Notwithstanding the aforesaid limitations, the rites and rituals continue to play an important role in the life of common Hindus as obligatory duties of the human being in the world. The justification of the ritualistic practices come right from Vedas, the original and chief source of reliable Brahmanic knowledge in Hinduism. If we look from the Vedic perspective, rituals link human beings on the earth with the world of gods and ancestors while looking merely from the human perspective, the rituals enable them to fulfil their desires and objectives. To communicate with gods for the aforesaid purposes, human beings use Mantra, Yantra and Tantra (explained in earlier Part 37&38), which ensure the magical quality while the purity of thought, speech and action of seekers ensure the efficacy part. Another important purpose served by the ritualistic practices is to ensure that Hindus engage in dutiful Karma instead of selfish Karma by associating gods.
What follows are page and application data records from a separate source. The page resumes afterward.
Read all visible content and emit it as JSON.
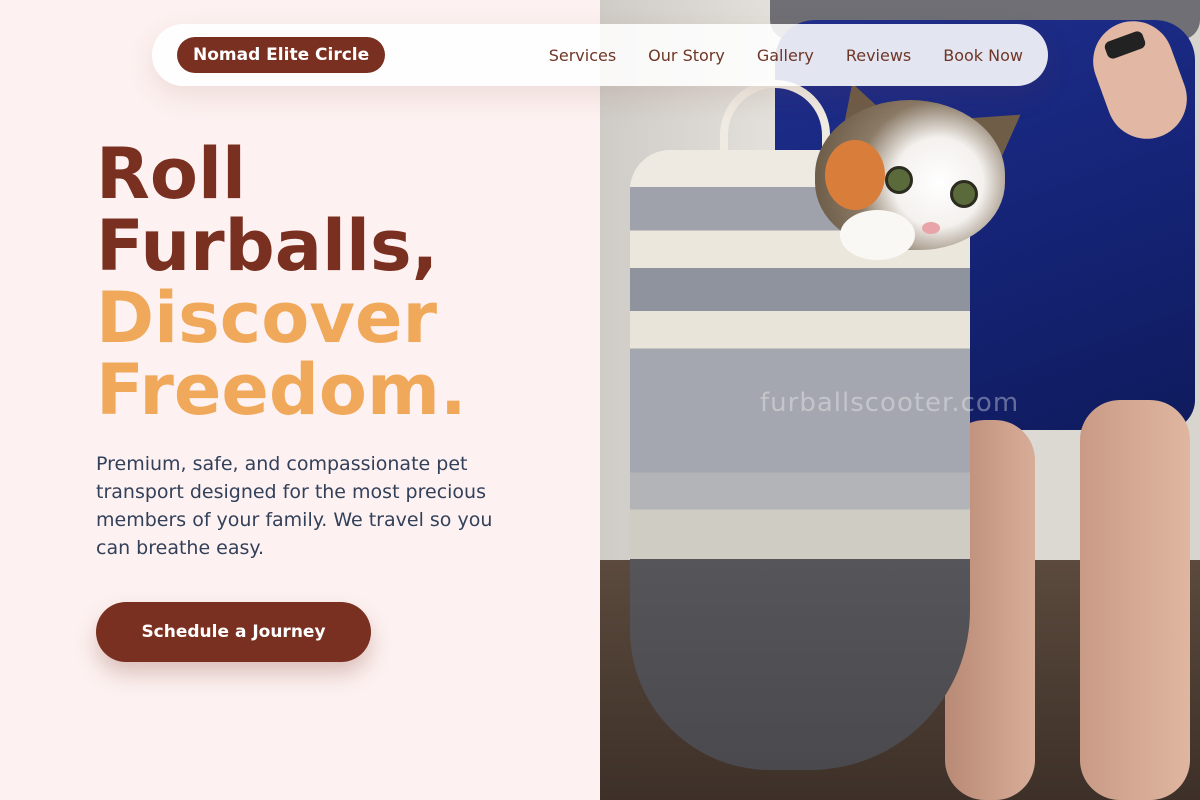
{
  "brand": {
    "name": "Nomad Elite Circle"
  },
  "nav": {
    "links": [
      "Services",
      "Our Story",
      "Gallery",
      "Reviews",
      "Book Now"
    ]
  },
  "hero": {
    "headline_line1": "Roll",
    "headline_line2": "Furballs,",
    "headline_line3": "Discover",
    "headline_line4": "Freedom.",
    "subtext": "Premium, safe, and compassionate pet transport designed for the most precious members of your family. We travel so you can breathe easy.",
    "cta_label": "Schedule a Journey"
  },
  "photo": {
    "watermark": "furballscooter.com"
  },
  "colors": {
    "primary": "#7a3020",
    "accent": "#f0a85a",
    "background": "#fdf2f1",
    "body_text": "#33405a"
  }
}
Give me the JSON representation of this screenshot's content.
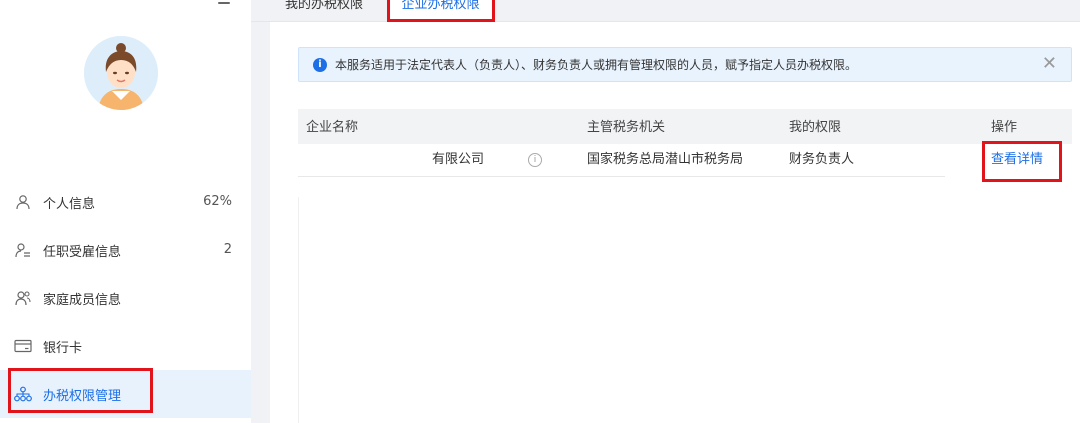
{
  "sidebar": {
    "menu_icon": "hamburger-menu-icon",
    "avatar_icon": "user-avatar",
    "items": [
      {
        "label": "个人信息",
        "value": "62%",
        "icon": "person-icon"
      },
      {
        "label": "任职受雇信息",
        "value": "2",
        "icon": "person-list-icon"
      },
      {
        "label": "家庭成员信息",
        "value": "",
        "icon": "family-icon"
      },
      {
        "label": "银行卡",
        "value": "",
        "icon": "bank-card-icon"
      },
      {
        "label": "办税权限管理",
        "value": "",
        "icon": "org-tree-icon",
        "active": true
      }
    ]
  },
  "tabs": [
    {
      "label": "我的办税权限"
    },
    {
      "label": "企业办税权限",
      "active": true
    }
  ],
  "notice": {
    "text": "本服务适用于法定代表人（负责人）、财务负责人或拥有管理权限的人员，赋予指定人员办税权限。",
    "icon": "info-icon",
    "close_icon": "close-icon"
  },
  "table": {
    "headers": [
      "企业名称",
      "主管税务机关",
      "我的权限",
      "操作"
    ],
    "rows": [
      {
        "company": "有限公司",
        "tax_authority": "国家税务总局潜山市税务局",
        "permission": "财务负责人",
        "action": "查看详情"
      }
    ]
  },
  "colors": {
    "accent": "#1c6fe6",
    "highlight": "#e0141a",
    "active_bg": "#e8f2fd",
    "notice_bg": "#e9f3fd"
  }
}
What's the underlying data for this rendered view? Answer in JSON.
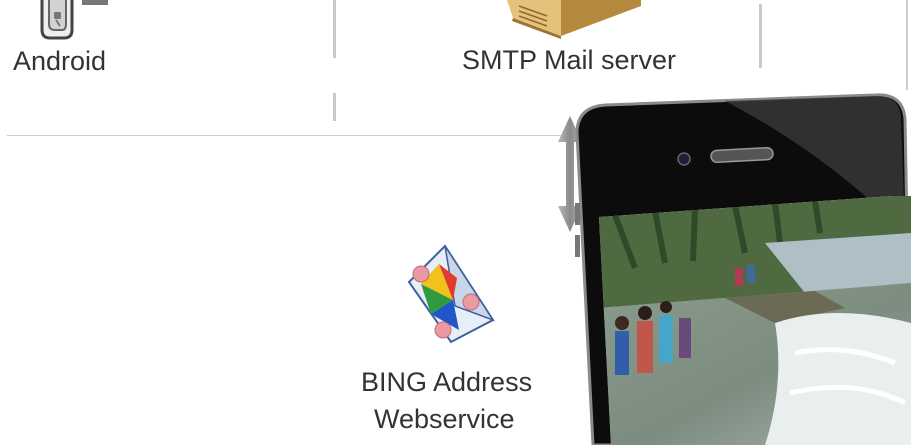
{
  "nodes": {
    "android": {
      "label": "Android",
      "icon": "android-phone-icon"
    },
    "smtp": {
      "label": "SMTP Mail server",
      "icon": "mail-server-icon"
    },
    "bing": {
      "label_line1": "BING Address",
      "label_line2": "Webservice",
      "icon": "webservice-prism-icon"
    }
  },
  "connector": {
    "icon": "double-arrow-icon"
  },
  "phone": {
    "icon": "iphone-device",
    "screen_photo": "flood-scene-photo"
  },
  "colors": {
    "text": "#333333",
    "divider": "#cfcfcf",
    "arrow": "#8f8f8f",
    "server": "#d9b46a"
  }
}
The continued relevance and importance of the sacrificial ceremonies among Hindus could be learnt in the following points:
Though the followers of some other dominant religions constantly criticize the traditional ancient rites and rituals of the Vedic age, many of which are still followed by the people in Hinduism, it is mainly because of their misplaced notions and oversimplification of the socio-religious concepts besides making it dogmatic by not allowing even any meaningful dialogue or discussion in the matter. The Vedic rituals are based on concrete logic and the material as well as spiritual science behind it and this is the reason that many of these practices have continues till date passing the tests of time. This averment is justifiably vindicated through many submissions made in the foregoing paragraphs about the categories, purposes and relevance, however briefly though.
The Sacrificial ceremonies and ritual worship are a means for the householders to perform their duties and meet their obligations, and not the end in themselves. In Upanishadic knowledge, Karmakanda are part of human lifecycle since birth but not the ideal means of Moksha (liberation). To strive for liberation, one needs to control desires rather than indulging in worldly comforts and pleasures and sincerely endeavour to refine Self through internal rituals (Jnanakanda). In Srimad Bhagavad Gita too, Shree Krishna has advised people to achieve the state of equanimity through an equipoised (desireless) mind while carrying out the worldly duties. Two other prescribed paths of liberation are Jnanayoga and Bhaktiyoga, the latter being the simplest in completely surrendering to God with the body and mind.
Continued to Part LViII
More by : Dr. Jaipal Singh